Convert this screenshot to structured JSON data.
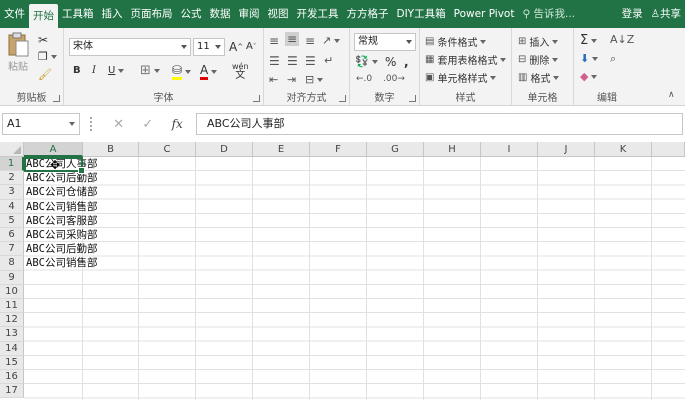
{
  "tabs": [
    "文件",
    "开始",
    "工具箱",
    "插入",
    "页面布局",
    "公式",
    "数据",
    "审阅",
    "视图",
    "开发工具",
    "方方格子",
    "DIY工具箱",
    "Power Pivot"
  ],
  "active_tab": "开始",
  "tell_me": "告诉我...",
  "login": "登录",
  "share": "共享",
  "ribbon": {
    "clipboard": {
      "paste": "粘贴",
      "label": "剪贴板"
    },
    "font": {
      "name": "宋体",
      "size": "11",
      "bold": "B",
      "italic": "I",
      "underline": "U",
      "grow": "A",
      "shrink": "A",
      "wen": "wén",
      "label": "字体"
    },
    "align": {
      "label": "对齐方式"
    },
    "number": {
      "format": "常规",
      "percent": "%",
      "comma": ",",
      "label": "数字"
    },
    "styles": {
      "cond": "条件格式",
      "table": "套用表格格式",
      "cell": "单元格样式",
      "label": "样式"
    },
    "cells": {
      "insert": "插入",
      "delete": "删除",
      "format": "格式",
      "label": "单元格"
    },
    "edit": {
      "label": "编辑"
    }
  },
  "formula_bar": {
    "name_box": "A1",
    "cancel": "✕",
    "enter": "✓",
    "fx": "fx",
    "value": "ABC公司人事部"
  },
  "columns": [
    "A",
    "B",
    "C",
    "D",
    "E",
    "F",
    "G",
    "H",
    "I",
    "J",
    "K"
  ],
  "rows": [
    "1",
    "2",
    "3",
    "4",
    "5",
    "6",
    "7",
    "8",
    "9",
    "10",
    "11",
    "12",
    "13",
    "14",
    "15",
    "16",
    "17"
  ],
  "cells_A": [
    "ABC公司人事部",
    "ABC公司后勤部",
    "ABC公司仓储部",
    "ABC公司销售部",
    "ABC公司客服部",
    "ABC公司采购部",
    "ABC公司后勤部",
    "ABC公司销售部"
  ],
  "colors": {
    "accent": "#217346",
    "ribbon_bg": "#f3f3f3"
  }
}
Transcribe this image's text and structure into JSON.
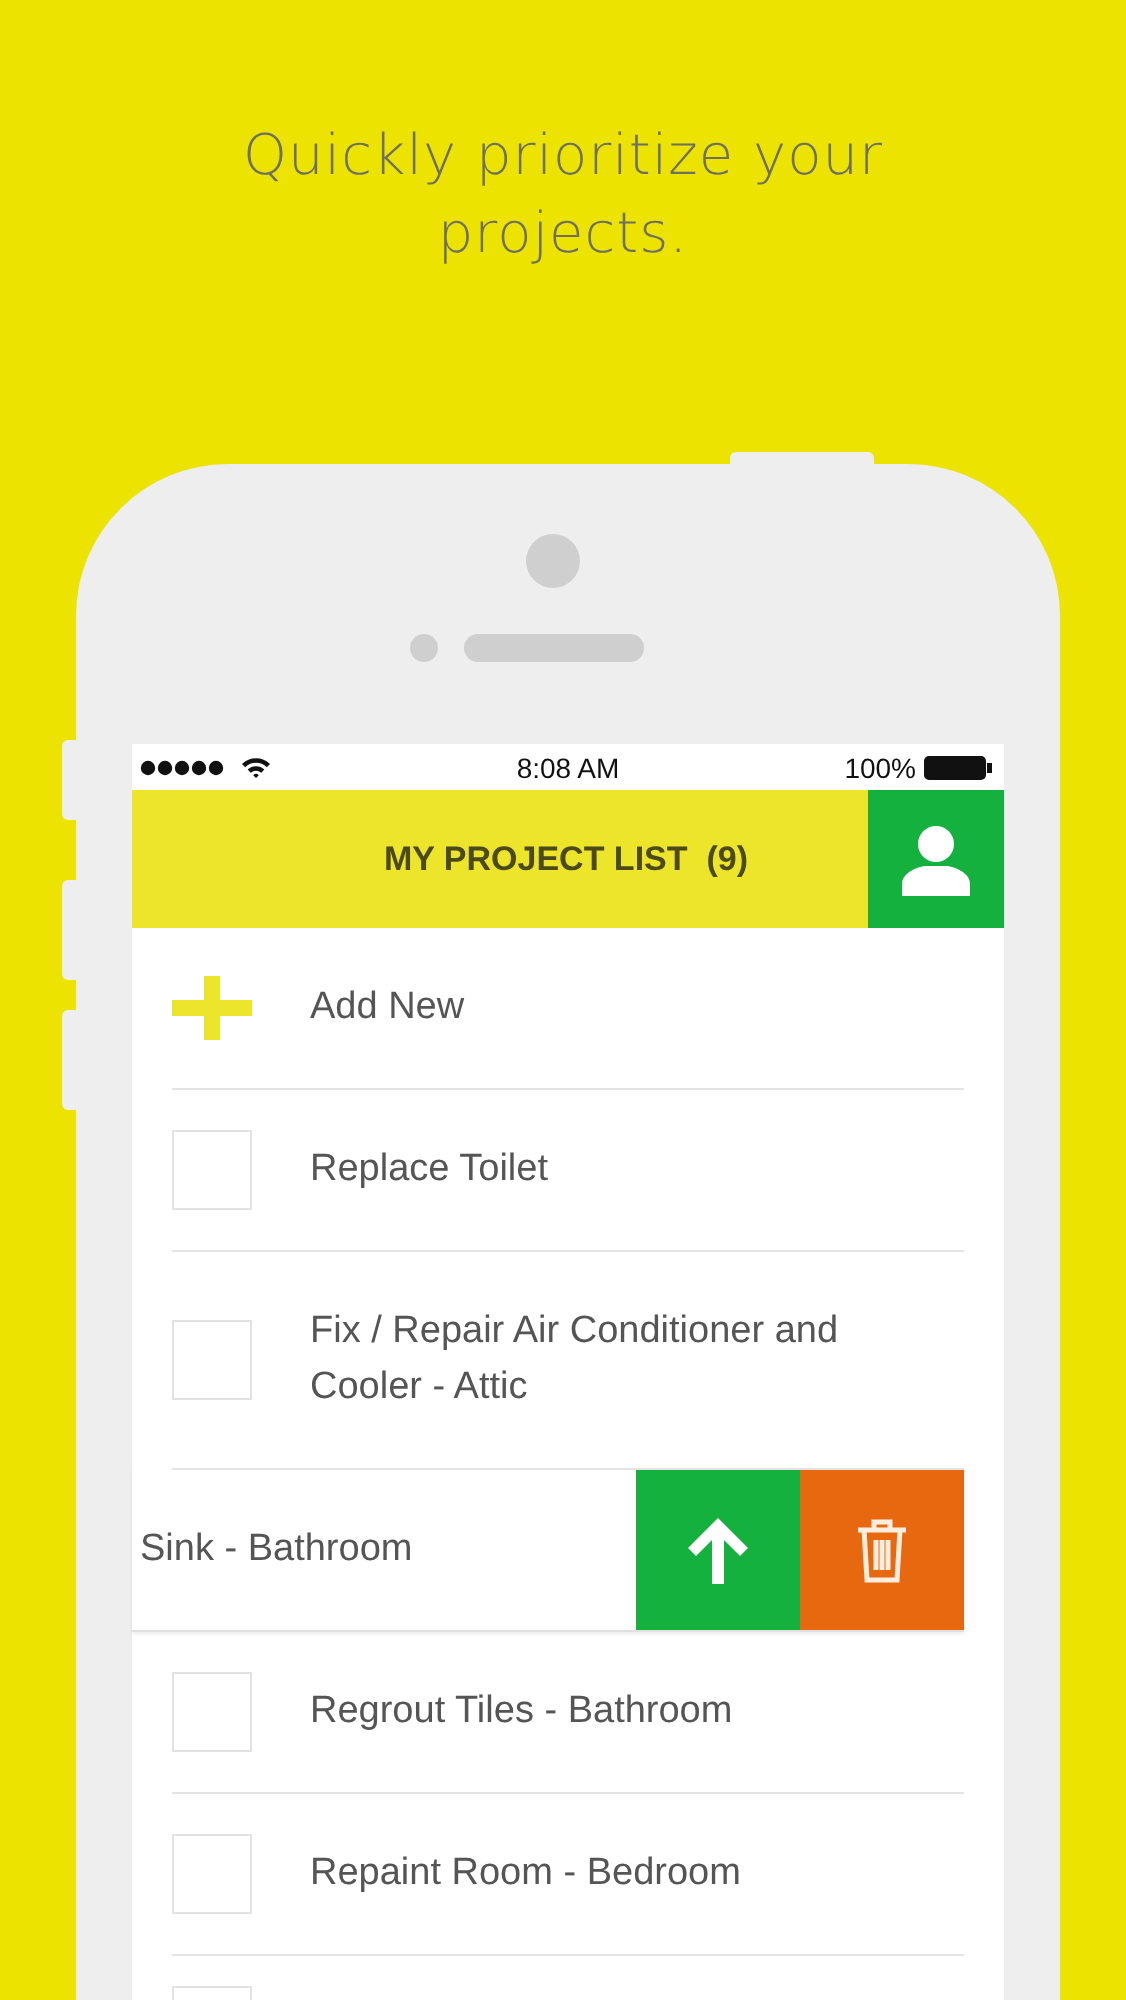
{
  "headline": "Quickly prioritize your projects.",
  "status_bar": {
    "time": "8:08 AM",
    "battery": "100%"
  },
  "header": {
    "title": "MY PROJECT LIST  (9)"
  },
  "rows": [
    {
      "kind": "add",
      "label": "Add New"
    },
    {
      "kind": "task",
      "label": "Replace Toilet",
      "checked": false
    },
    {
      "kind": "task",
      "label": "Fix / Repair Air Conditioner and Cooler - Attic",
      "checked": false
    },
    {
      "kind": "swiped",
      "label": "Sink - Bathroom"
    },
    {
      "kind": "task",
      "label": "Regrout Tiles - Bathroom",
      "checked": false
    },
    {
      "kind": "task",
      "label": "Repaint Room - Bedroom",
      "checked": false
    },
    {
      "kind": "partial",
      "checked": false
    }
  ]
}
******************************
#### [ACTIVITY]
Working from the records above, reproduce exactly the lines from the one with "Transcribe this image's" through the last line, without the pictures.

#### [YOUR SOLUTION]
Transcribe this image's text and structure into JSON.
{
  "headline": "Quickly prioritize your projects.",
  "status_bar": {
    "time": "8:08 AM",
    "battery": "100%"
  },
  "header": {
    "title": "MY PROJECT LIST  (9)"
  },
  "rows": [
    {
      "kind": "add",
      "label": "Add New"
    },
    {
      "kind": "task",
      "label": "Replace Toilet",
      "checked": false
    },
    {
      "kind": "task",
      "label": "Fix / Repair Air Conditioner and Cooler - Attic",
      "checked": false
    },
    {
      "kind": "swiped",
      "label": "Sink - Bathroom"
    },
    {
      "kind": "task",
      "label": "Regrout Tiles - Bathroom",
      "checked": false
    },
    {
      "kind": "task",
      "label": "Repaint Room - Bedroom",
      "checked": false
    },
    {
      "kind": "partial",
      "checked": false
    }
  ]
}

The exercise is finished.